The Scituate tax board is ordering the Archdiocese of Boston to pay property taxes on St. Frances Xavier Cabrini Church, saying church leaders' plan to close the parish negates its tax-exempt status. The church is among more than 80 that the archdiocese has sought to close as part of the consolidation brought on by declining attendance and persistent financial struggles. On Tuesday, the Scituate Board of Assessors voted 2-1 to bill the archdiocese $42,000 in taxes annually, based on an assessment of $4.45 million for the 30-acre property. "My feeling is if they decided they no longer want to use it as a church, I would consider it a taxable property," board chairman Fred Avila said. As religious institutions, churches are exempt from paying property taxes under state law. St. Frances Xavier Cabrini has not been used for worship services for the past nine months, but a group of parishioners have been staging an around-the-clock vigil since October to keep it open. It is one of about a half-dozen parishes where such sit-ins have hampered the archdiocese's efforts to close churches. "We certainly disagree with the position" of the Scituate tax board, archdiocese spokesman Terrence Donilon said. "It is still a blessed church. People are still in vigil there." Scituate tax officials said they expected the archdiocese would challenge their decision, which could go before the state Appellate Tax Board and then the state courts. Scituate appears to be the first Massachusetts town to propose taxing a church targeted for closure, but tax assessors in other towns where parishioners are staging vigils told reporters they are considering similar moves. Secretary of State William F. Galvin, who registers nonprofit institutions, said the Scituate case leads to the broader question of what is and isn't a nonprofit. However he said he supports the tax board's decision. A Galvin spokesman did not immediately return a call for comment on Friday. The archdiocese plans to close 80 of its 357 parishes as part of the realignment announced last year.
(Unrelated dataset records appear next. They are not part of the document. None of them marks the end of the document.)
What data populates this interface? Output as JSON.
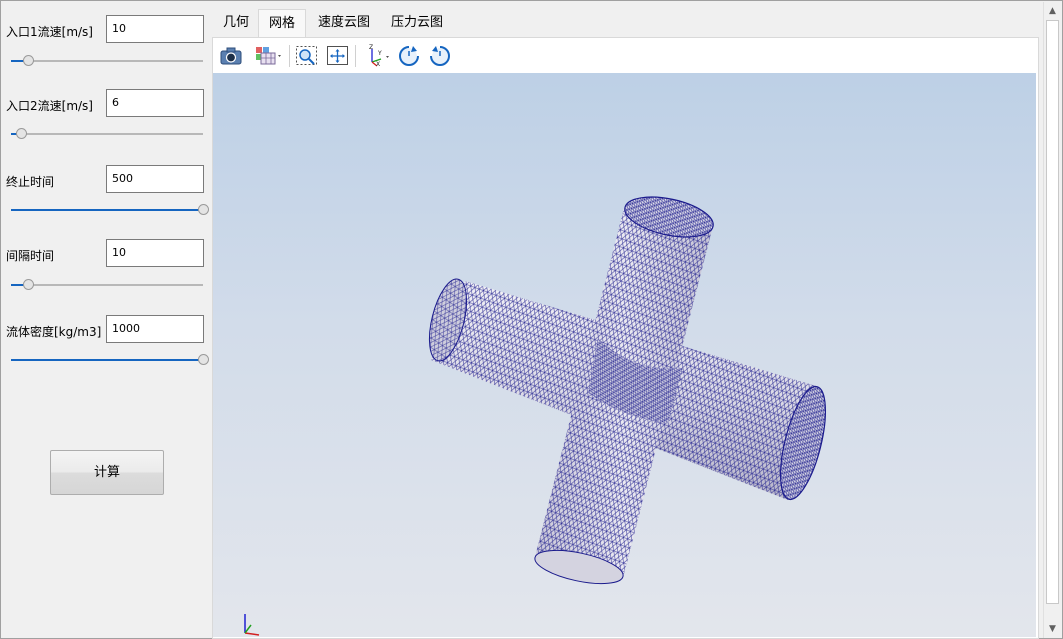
{
  "left_panel": {
    "fields": [
      {
        "label": "入口1流速[m/s]",
        "value": "10",
        "slider_level": 0.09
      },
      {
        "label": "入口2流速[m/s]",
        "value": "6",
        "slider_level": 0.05
      },
      {
        "label": "终止时间",
        "value": "500",
        "slider_level": 1.0
      },
      {
        "label": "间隔时间",
        "value": "10",
        "slider_level": 0.09
      },
      {
        "label": "流体密度[kg/m3]",
        "value": "1000",
        "slider_level": 1.0
      }
    ],
    "calc_button": "计算"
  },
  "tabs": [
    {
      "label": "几何",
      "active": false
    },
    {
      "label": "网格",
      "active": true
    },
    {
      "label": "速度云图",
      "active": false
    },
    {
      "label": "压力云图",
      "active": false
    }
  ],
  "toolbar": {
    "icons": [
      "camera-icon",
      "display-mode-icon",
      "zoom-box-icon",
      "fit-view-icon",
      "axes-orientation-icon",
      "rotate-clockwise-icon",
      "rotate-counterclockwise-icon"
    ]
  },
  "viewport": {
    "mesh_color": "#1a1a8c",
    "surface_color": "#e7e6ef",
    "axis_colors": {
      "x": "#d22020",
      "y": "#20a020",
      "z": "#2020d2"
    }
  },
  "colors": {
    "accent": "#1565c0"
  }
}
Sixty-two parishes have already closed, 14 more are scheduled to be shut down and six -- including St. Frances -- await word on appeals to the Vatican.